“A stiffer set-up Enduro may talk to your hands and feet the best, but this makes for a tiresome body after multi-day rides,” explains our local guide Brian Steeves. “Having a few more plush inches at the top of the stroke would have made the ride a lot more friendly.”
In the handling department the 250 XC-W is a scalpel, but we all know when you play with sharp instruments you need to be careful. The stiffness of the suspension makes for a quick turning bike when the traction is there to compress the fork, but if the trail was loose the front would push wide or knife depending on the throttle application. Changing direction is lightening quick, but with that quickness comes some nervousness when hustling. If you are a rider that likes to be kept on your toes the KTM is for you; attention is paramount to keeping the XC-W on line.
Just like its close cousin the Husaberg, the 250 XC-W, has a tallish 37.8-ich seat height. Shorter inseams will be challenged to get both feet down on uneven ground. On the move, the tall seat makes for a roomy cockpit that makes the transition from sitting to standing easy. The tall bars also work well for standing up and doing work, but they do feel a bit ape-hanger-like when seated. Even so, the bend is excellent and gives tons of leverage to muscle the bike around in the trees and brush.
KTM is the king of braking in the off-road world thanks to its top-shelf Brembo set up. Initial bite is strong but controllable, with the feel and modulation first rate. Every manufacturer really needs to take notes from Team Orange in this arena.

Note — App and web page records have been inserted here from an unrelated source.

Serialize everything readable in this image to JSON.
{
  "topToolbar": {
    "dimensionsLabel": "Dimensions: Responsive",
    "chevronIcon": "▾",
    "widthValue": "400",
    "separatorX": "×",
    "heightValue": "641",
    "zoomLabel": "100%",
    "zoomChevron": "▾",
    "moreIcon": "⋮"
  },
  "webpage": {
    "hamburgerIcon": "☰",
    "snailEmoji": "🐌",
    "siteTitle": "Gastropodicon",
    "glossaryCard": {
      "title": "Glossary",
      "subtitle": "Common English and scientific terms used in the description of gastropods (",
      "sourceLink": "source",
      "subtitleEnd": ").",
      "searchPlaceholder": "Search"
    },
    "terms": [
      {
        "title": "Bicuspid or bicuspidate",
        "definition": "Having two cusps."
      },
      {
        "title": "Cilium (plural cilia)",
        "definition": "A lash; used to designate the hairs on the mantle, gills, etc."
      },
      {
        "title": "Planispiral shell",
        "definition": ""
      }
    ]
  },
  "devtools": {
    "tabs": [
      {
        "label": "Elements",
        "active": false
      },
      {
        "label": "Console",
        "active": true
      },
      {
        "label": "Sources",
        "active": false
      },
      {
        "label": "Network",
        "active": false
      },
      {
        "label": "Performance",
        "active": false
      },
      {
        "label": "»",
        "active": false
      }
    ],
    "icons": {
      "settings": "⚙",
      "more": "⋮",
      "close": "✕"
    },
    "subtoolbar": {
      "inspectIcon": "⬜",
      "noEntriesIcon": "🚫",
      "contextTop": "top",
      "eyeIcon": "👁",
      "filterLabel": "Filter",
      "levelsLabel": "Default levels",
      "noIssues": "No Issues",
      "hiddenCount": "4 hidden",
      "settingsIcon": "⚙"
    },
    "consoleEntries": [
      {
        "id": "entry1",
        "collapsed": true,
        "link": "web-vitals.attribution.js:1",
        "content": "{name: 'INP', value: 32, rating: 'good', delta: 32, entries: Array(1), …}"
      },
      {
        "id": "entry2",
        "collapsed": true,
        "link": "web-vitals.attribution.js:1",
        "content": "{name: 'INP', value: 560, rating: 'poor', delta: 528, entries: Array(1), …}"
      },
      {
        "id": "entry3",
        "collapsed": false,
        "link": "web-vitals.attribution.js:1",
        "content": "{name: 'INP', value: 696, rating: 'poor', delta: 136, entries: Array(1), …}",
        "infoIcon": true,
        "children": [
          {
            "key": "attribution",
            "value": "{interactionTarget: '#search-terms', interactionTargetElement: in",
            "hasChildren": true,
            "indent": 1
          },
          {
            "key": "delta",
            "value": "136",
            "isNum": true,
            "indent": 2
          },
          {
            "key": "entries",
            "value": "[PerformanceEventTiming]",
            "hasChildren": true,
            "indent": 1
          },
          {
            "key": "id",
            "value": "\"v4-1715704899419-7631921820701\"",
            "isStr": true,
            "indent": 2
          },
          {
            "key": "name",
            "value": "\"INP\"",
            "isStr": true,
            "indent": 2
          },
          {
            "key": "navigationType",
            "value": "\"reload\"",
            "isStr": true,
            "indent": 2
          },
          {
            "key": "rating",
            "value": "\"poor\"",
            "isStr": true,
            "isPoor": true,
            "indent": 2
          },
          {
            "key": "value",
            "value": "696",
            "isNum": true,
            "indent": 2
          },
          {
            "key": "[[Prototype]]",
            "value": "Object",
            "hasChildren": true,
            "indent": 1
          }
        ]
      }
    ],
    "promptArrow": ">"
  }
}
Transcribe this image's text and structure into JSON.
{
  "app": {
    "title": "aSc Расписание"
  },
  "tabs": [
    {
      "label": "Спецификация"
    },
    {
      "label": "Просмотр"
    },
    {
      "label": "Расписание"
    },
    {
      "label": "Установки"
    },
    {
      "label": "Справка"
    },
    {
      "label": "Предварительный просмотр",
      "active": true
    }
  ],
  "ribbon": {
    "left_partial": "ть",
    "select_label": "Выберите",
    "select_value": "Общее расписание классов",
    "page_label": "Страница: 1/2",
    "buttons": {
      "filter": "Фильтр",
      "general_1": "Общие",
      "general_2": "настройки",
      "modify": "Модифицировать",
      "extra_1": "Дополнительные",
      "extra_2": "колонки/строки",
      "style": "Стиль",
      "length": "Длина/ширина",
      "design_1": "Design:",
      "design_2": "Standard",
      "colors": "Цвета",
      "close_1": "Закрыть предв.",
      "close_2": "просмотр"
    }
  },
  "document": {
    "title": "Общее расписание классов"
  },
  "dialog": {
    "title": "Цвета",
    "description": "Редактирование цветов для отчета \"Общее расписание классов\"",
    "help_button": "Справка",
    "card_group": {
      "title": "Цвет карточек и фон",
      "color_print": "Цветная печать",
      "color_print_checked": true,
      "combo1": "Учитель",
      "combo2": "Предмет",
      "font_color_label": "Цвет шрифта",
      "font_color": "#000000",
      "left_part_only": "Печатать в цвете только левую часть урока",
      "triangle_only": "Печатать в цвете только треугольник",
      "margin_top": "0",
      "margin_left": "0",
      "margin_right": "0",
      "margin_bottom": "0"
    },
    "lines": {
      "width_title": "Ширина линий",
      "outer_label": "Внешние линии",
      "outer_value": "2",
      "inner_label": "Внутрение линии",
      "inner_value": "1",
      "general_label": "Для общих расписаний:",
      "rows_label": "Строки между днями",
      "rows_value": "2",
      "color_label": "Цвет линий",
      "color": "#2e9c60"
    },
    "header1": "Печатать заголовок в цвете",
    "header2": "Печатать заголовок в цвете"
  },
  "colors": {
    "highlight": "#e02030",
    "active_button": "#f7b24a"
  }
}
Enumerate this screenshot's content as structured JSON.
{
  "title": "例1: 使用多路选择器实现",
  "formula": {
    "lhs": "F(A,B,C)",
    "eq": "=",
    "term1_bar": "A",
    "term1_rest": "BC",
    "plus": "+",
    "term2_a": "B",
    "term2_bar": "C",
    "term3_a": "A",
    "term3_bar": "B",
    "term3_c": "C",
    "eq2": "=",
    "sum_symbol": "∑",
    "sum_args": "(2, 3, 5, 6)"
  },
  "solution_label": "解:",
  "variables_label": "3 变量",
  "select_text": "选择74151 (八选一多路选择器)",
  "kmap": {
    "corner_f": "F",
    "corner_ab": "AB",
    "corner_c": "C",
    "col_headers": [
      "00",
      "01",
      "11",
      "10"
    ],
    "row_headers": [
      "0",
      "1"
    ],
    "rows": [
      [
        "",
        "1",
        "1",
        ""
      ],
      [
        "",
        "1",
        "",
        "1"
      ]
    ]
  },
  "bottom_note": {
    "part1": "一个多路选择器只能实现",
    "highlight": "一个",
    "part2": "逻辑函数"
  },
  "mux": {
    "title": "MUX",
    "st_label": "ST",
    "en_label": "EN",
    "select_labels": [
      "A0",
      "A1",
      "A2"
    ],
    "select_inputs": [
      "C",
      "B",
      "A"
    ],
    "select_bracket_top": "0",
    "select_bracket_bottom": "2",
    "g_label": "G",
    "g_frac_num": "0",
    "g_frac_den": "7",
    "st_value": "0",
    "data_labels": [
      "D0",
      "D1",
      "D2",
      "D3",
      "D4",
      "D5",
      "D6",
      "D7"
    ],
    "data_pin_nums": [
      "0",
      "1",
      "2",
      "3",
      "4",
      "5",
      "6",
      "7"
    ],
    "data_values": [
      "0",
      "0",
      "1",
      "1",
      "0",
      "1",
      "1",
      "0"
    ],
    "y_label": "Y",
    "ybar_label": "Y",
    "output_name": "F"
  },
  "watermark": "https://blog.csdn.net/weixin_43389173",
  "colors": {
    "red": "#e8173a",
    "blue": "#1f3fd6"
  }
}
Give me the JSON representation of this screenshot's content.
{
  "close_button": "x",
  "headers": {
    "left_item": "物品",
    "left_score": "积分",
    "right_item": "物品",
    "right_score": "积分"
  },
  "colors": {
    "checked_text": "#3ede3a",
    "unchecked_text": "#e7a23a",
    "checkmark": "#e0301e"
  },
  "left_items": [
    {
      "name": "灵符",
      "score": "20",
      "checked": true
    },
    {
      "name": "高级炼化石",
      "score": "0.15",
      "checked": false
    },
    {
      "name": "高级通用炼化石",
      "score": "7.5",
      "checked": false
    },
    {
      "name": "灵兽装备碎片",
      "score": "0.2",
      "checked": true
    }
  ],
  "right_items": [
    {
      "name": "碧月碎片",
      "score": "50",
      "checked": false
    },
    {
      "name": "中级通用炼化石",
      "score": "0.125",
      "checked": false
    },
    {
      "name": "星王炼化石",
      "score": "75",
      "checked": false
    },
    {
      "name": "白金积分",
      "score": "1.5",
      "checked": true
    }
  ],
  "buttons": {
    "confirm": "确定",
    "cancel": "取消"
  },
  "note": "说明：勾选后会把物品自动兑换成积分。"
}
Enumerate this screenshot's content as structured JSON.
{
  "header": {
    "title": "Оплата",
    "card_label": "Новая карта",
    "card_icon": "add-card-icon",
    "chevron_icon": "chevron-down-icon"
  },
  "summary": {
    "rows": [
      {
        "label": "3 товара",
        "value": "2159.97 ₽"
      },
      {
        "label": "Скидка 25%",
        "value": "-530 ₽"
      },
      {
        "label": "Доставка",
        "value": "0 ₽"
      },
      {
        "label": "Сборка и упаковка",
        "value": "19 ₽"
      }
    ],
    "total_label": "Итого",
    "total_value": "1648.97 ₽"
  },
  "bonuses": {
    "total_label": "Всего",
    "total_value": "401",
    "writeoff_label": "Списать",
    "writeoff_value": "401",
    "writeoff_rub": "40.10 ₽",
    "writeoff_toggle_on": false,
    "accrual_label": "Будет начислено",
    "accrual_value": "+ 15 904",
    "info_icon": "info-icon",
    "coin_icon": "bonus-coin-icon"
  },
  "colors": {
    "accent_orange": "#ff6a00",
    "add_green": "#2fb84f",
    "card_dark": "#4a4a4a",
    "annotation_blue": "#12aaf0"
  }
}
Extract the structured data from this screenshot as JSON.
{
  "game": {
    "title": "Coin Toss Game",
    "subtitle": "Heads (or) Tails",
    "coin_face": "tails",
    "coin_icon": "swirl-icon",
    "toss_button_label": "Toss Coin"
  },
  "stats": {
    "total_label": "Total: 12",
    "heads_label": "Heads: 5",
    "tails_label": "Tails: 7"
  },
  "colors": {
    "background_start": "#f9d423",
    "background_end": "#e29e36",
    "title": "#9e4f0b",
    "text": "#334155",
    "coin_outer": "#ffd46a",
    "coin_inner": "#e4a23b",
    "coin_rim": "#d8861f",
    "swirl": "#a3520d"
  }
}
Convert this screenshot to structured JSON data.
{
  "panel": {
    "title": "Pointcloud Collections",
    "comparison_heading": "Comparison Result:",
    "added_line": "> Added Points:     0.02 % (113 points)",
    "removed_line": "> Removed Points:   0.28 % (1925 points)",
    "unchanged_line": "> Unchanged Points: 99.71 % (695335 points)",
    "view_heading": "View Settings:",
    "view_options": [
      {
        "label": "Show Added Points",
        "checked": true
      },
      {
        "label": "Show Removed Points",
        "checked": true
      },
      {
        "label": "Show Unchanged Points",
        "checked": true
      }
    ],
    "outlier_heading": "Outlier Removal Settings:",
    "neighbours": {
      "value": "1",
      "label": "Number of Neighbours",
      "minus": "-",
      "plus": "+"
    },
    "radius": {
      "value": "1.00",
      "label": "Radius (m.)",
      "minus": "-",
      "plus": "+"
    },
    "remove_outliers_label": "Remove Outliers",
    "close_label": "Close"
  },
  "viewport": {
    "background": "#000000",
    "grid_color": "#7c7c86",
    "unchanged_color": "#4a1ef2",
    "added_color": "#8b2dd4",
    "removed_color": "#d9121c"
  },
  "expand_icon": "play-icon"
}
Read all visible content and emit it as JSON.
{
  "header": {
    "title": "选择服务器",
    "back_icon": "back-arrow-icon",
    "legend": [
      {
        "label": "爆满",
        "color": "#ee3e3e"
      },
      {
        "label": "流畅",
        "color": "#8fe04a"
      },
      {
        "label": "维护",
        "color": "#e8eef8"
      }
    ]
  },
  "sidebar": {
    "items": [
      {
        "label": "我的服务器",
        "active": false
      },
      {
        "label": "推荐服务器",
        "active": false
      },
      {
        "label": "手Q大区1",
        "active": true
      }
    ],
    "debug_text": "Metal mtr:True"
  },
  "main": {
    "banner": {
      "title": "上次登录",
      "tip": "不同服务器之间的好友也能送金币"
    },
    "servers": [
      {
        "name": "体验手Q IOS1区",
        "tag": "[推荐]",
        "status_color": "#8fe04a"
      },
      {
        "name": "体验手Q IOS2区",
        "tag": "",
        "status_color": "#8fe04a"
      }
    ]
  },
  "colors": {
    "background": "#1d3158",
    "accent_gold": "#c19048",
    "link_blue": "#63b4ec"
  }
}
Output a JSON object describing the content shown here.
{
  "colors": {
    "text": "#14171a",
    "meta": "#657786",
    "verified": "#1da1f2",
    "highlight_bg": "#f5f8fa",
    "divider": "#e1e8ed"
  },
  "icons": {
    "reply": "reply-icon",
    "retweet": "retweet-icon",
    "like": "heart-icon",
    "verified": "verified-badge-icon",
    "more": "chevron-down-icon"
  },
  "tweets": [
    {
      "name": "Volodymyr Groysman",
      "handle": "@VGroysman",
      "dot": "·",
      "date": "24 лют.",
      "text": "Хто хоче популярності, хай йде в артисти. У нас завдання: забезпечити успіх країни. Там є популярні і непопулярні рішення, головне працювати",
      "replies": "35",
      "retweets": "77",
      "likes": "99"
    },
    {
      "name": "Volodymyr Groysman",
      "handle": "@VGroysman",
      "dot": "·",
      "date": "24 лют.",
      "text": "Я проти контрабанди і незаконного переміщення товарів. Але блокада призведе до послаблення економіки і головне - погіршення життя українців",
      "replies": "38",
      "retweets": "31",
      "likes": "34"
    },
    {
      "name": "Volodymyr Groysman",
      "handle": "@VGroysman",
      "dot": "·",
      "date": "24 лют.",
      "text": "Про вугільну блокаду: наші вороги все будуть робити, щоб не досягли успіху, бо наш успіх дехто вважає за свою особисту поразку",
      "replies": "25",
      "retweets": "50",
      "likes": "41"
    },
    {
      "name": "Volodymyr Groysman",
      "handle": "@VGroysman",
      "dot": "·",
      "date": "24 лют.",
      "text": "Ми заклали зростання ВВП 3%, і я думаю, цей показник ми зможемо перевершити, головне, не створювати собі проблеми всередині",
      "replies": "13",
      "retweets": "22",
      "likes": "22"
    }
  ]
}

At the end of the trail it became apparent that we liked the KTM just a little bit less than the Beta and Husaberg. The slightly nervous feel and snappy powerband has us just too on-edge for all-day shredding. There were more situations that you found yourself fighting the Katoom, than the other two. These three bikes are very close in every category, but the 2013 KTM 250 XC-W has just a few more faults than the others. It’s a great bike in an even greater class of 2013. Think of it as the salutatorian rather than the valedictorian.